Rebel Race's military-style obstacle courses challenge athletes from all backgrounds to shed humdrum day-to-day routines to experience the primal joys of mud, sweat and glory. Emerging from the mire in various states across the country, each Rebel Race packs its rucksack with tests of physical and mental toughness, rousing racers and washing machines alike to triumph in the face of sloppy opposition. After dashing through fire, climbing walls, and scaling mountains of hay, race participants bask in the collective kudos of parties, which include live entertainment, food, and beer for purchase. Camping options encourage participants and spectators to transform races into weekend getaways, while awards recognize each day's standout competitors and most-humble mud pits.
Gold Coast Golf Center fosters off-course golf improvements with a year-round driving range and instructional curriculum helmed by Class A PGA pro Douglas Miller. At the range, golfers work on their swing, test out demo clubs from the onsite golf shop, or practice concepts learned in recent lessons. The range also hosts lessons and camps for golfers of all ages and abilities, in which Doug helps maximize player abilities with personalized instruction, an emphasis on fundamentals, and discussion of how plaid vs. argyle shorts affect gameplay.
Yorktown Golf & Baseball Center is best described by its sounds: the whiffing of clubs on the driving range, the steely rattling of baseballs on batting-cage walls, and the gentle burbling of the mini-golf course's waterfalls. Surrounded by verdant greenery, the 14-acre sports center offers outlets for competitive players and casual ball-whackers alike, beginning with an 18-hole mini-golf course replete with obstacles such as waterways and feral know-it-all golf pros. Within the four baseball and softball batting cages, pitches hurl toward batters at speeds ranging from 40 mph to 85 mph. Practice shots soar from the two-tiered driving range's 36 covered hitting stations, and players hone their short games on the putting greens and sand traps. In addition to providing ample practice opportunities, the center staffs a stable of knowledgeable golfers and batters to lead private and semiprivate lessons and curate a full pro shop.:m]]
National Golfworx's driving range spills out across a rolling verdant horizon, a picturesque scene punctuated by golfers whacking their way through practice rounds.

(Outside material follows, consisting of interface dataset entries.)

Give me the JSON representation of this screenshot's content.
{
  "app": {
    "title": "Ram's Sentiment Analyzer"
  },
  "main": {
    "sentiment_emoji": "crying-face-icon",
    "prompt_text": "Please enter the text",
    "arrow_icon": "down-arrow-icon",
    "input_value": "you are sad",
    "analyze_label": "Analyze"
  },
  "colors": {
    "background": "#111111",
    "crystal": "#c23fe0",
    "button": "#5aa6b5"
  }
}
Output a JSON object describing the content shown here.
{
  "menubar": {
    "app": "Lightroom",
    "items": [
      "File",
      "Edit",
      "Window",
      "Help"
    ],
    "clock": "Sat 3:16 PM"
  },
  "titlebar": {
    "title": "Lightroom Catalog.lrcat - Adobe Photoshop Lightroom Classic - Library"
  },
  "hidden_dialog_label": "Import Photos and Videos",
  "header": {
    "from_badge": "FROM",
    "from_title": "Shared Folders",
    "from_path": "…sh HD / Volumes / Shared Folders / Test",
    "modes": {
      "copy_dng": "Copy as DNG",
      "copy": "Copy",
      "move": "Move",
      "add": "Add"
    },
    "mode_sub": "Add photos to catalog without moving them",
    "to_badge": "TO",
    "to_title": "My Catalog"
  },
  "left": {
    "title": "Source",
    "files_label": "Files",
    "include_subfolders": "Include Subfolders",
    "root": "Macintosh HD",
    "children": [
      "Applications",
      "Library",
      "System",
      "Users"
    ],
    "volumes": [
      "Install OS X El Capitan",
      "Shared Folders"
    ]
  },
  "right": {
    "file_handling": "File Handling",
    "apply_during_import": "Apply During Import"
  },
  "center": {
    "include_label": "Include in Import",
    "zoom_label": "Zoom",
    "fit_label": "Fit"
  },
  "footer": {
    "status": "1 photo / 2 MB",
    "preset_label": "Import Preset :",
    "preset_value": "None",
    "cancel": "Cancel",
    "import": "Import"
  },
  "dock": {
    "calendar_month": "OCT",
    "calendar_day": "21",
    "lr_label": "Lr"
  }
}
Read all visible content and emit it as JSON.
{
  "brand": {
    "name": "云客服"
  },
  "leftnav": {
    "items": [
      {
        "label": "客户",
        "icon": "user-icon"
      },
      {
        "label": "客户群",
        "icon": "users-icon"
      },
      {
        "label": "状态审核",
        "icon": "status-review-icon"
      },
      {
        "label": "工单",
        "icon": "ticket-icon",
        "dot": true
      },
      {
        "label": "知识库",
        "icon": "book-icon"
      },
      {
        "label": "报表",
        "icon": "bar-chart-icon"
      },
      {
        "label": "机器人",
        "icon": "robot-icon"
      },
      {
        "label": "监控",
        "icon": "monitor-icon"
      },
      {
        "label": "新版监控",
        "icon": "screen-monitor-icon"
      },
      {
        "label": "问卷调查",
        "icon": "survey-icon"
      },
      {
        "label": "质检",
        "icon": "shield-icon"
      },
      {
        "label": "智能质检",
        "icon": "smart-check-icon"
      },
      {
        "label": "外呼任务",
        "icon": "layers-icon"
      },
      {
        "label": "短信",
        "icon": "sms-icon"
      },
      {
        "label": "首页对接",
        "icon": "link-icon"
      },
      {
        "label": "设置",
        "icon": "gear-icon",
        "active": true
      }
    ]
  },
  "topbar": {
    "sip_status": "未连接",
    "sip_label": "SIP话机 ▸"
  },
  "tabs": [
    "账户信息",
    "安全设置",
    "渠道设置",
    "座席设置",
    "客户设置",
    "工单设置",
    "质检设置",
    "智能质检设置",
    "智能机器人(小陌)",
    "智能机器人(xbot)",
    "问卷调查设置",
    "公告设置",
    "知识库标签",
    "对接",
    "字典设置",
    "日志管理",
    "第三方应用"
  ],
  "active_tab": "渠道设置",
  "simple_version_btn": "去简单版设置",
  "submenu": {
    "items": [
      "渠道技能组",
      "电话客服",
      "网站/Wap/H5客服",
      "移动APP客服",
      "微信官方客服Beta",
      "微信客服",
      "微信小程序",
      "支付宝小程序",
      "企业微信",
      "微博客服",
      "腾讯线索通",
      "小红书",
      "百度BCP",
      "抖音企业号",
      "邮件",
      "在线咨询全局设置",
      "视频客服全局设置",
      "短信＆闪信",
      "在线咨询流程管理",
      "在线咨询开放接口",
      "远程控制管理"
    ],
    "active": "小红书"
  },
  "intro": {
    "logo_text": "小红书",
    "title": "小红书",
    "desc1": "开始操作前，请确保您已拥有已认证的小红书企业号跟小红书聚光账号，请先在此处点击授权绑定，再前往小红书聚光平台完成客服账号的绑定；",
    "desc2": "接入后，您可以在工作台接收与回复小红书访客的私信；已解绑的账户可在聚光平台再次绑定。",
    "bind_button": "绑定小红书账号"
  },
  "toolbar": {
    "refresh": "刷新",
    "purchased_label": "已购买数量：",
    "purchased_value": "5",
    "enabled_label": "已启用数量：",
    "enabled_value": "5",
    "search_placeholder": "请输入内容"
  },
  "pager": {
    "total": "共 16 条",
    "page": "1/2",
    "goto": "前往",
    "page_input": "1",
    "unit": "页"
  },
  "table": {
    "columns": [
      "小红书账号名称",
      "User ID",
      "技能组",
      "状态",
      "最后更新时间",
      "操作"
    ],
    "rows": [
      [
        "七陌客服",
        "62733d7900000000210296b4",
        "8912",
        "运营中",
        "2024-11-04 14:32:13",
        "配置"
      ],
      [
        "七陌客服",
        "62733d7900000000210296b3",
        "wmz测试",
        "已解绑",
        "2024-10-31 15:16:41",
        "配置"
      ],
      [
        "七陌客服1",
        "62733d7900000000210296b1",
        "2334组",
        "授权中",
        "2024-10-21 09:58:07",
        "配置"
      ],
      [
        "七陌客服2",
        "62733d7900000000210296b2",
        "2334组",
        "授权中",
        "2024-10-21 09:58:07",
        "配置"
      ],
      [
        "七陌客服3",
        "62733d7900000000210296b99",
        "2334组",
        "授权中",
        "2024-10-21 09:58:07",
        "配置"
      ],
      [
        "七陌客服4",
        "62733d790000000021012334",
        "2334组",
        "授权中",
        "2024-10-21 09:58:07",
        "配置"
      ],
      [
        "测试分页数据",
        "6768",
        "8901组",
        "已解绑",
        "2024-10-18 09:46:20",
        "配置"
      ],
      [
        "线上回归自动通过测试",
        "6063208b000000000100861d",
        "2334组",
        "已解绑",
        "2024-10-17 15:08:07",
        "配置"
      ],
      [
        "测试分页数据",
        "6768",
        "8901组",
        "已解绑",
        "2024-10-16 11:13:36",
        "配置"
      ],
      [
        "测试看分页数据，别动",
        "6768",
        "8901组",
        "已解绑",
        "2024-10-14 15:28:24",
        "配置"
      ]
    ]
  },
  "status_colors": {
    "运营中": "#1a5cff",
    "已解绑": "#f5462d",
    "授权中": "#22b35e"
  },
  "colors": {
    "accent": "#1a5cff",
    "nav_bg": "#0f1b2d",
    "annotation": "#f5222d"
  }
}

Two buckets, each containing 90 balls, arm golfers with ample ammunition for sending dimple-faced orbs on long flights or attempting to hit tin ducks at the course's shooting gallery. Select from 45 hitting spots and a wide range of yardages to perfect techniques with multiple clubs and angles. Lighted tee boxes accommodate nighttime drivers, removing the need for cumbersome headlamps or glow-in-the-dark putters.